 » 14 months ago, # |   +1 Surprisingly this time Question A stumped me during the contest. It really took some time to understand and solve it, so if anyone would like a more detailed explanation with a slightly different approach feel free to visit my blog on it.https://codeforces.com/blog/entry/93407
 » 14 months ago, # |   0 It took me almost 2 hours to come up with an approach for problem A. And my logic is extremely weird. see: 124335979 ;)
•  » » 14 months ago, # ^ |   0 brute force
•  » » » 14 months ago, # ^ |   0 Yes... I'm so dumb
•  » » » » 14 months ago, # ^ |   0 it took me 40 min to solve that prob. ig ,am dumb too. cheers
 » 14 months ago, # |   0 Can't the probelm A be solved using a DP-like approach? I tried but my code was failing on larger values like 99999 and greater.
•  » » 14 months ago, # ^ |   +8 problem A requires O(1) solution
 » 14 months ago, # |   0 They are very good problems， all of div2 ' s contests should like this.
 » 14 months ago, # |   0 "It induces at least one "all-tree-edge" cycle since u and v are already connected. It can't induce more than one "all-tree-edge" cycle, since it contradicts with tree edge definition, and if it induces a cycle with some other cycle edge, then we can replace that cycle edge with its own tree-edge path: our cycle will become "all-tree-edge" cycle, but it will use already used tree edges. In other words, it's enough to consider only one "all-tree-edge" cycle induced by any cycle edge."Such Verbosity makes editorials rather convoluted.
•  » » 11 months ago, # ^ |   0 Thanks
 » 14 months ago, # |   0 Problem B is so interesting! It seems to need Pythagorean theorem, but we can prove that the best strategy only moves vertically or horizontally.

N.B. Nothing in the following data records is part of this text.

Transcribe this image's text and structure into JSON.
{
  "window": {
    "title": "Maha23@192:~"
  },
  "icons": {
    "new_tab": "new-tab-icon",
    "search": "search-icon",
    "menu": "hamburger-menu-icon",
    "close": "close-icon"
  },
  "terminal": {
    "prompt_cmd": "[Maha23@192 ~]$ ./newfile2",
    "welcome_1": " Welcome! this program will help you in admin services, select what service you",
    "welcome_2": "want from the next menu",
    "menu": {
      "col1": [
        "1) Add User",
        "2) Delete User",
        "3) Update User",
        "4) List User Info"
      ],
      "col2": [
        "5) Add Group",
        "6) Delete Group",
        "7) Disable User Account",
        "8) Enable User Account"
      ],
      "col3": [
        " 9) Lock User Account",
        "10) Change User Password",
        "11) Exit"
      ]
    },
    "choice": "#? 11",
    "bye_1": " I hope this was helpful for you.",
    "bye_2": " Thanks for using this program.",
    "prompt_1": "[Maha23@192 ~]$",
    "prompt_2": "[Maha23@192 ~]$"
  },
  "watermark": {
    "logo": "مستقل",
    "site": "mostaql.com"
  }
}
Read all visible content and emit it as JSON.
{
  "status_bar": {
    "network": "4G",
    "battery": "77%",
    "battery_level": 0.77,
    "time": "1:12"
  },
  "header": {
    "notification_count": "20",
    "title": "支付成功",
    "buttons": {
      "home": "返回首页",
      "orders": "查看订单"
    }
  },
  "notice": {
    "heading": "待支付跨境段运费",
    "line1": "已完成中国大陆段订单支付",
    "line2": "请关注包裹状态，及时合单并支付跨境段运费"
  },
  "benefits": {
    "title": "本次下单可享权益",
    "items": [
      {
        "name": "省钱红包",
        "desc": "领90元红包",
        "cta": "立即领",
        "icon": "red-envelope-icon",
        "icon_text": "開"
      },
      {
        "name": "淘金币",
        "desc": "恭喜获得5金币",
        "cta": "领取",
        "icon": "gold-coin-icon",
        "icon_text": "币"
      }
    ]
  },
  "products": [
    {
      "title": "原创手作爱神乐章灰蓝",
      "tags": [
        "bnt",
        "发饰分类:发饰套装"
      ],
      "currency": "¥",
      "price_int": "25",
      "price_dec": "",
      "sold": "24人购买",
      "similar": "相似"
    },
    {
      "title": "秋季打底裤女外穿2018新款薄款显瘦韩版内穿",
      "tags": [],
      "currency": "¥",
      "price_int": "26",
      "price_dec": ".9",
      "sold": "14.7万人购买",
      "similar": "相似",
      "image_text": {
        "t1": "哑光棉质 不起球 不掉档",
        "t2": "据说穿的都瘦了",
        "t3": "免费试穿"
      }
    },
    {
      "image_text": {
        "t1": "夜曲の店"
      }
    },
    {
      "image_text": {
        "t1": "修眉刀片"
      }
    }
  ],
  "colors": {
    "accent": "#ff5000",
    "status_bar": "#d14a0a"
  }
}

 » 14 months ago, # | ← Rev. 2 →   0 Could someone tell me how the BIT part of the last problem works in code? It is not something like ‘lowbit’ that I am familiar with. Just providing me a link should be ok :)
•  » » 10 months ago, # ^ |   0 BIT stands for Binary Indexed Tree also known as Fenwick Tree. You can find more on cp-algorithms
 » 14 months ago, # |   0 for problem C, why my i'm getting WA? i've used prefix, suffix sums.firstly i let ALICE to take max point path, then let bob to choose any path which obviously will have less point than alice's path.my submission
•  » » 13 months ago, # ^ |   0 No Alice will not take the maximum point path. She will take the path that minimise the bob's score. See test case 1 Alice can achieve 12 points(max) but then bob will take 8 points which is obviously not minimum and Alice wants to minimise his score, so she will chose the path that forces bob to choose minimum score(7).
•  » » » 13 months ago, # ^ |   0 thanks,i got u!
 » 14 months ago, # | ← Rev. 2 →   0 In the solution of F, when add 1 to all the edge on the path, the function addOnPath just add the all the edges one by one. But isn't it O(n)? UPD: My bad, I didn't see that every edge will be at most delete once. void addOnPath(int v, int l) { while (v != l) { inc(tin[v], 1); inc(tout[v], -1); v = up[0][v]; } } 
 » 13 months ago, # |   0 how to do d using dp?
 » 13 months ago, # |   0 I really appreciate the effort put into the explanations.
 » 9 months ago, # |   0 In problem B, the editorial mentions to consider to move the second table to the left. How does this make sense when our room is bounded by 0 on the x — axis and the statement guarantees, that the lower left corner of our first table starts at (0, 0)?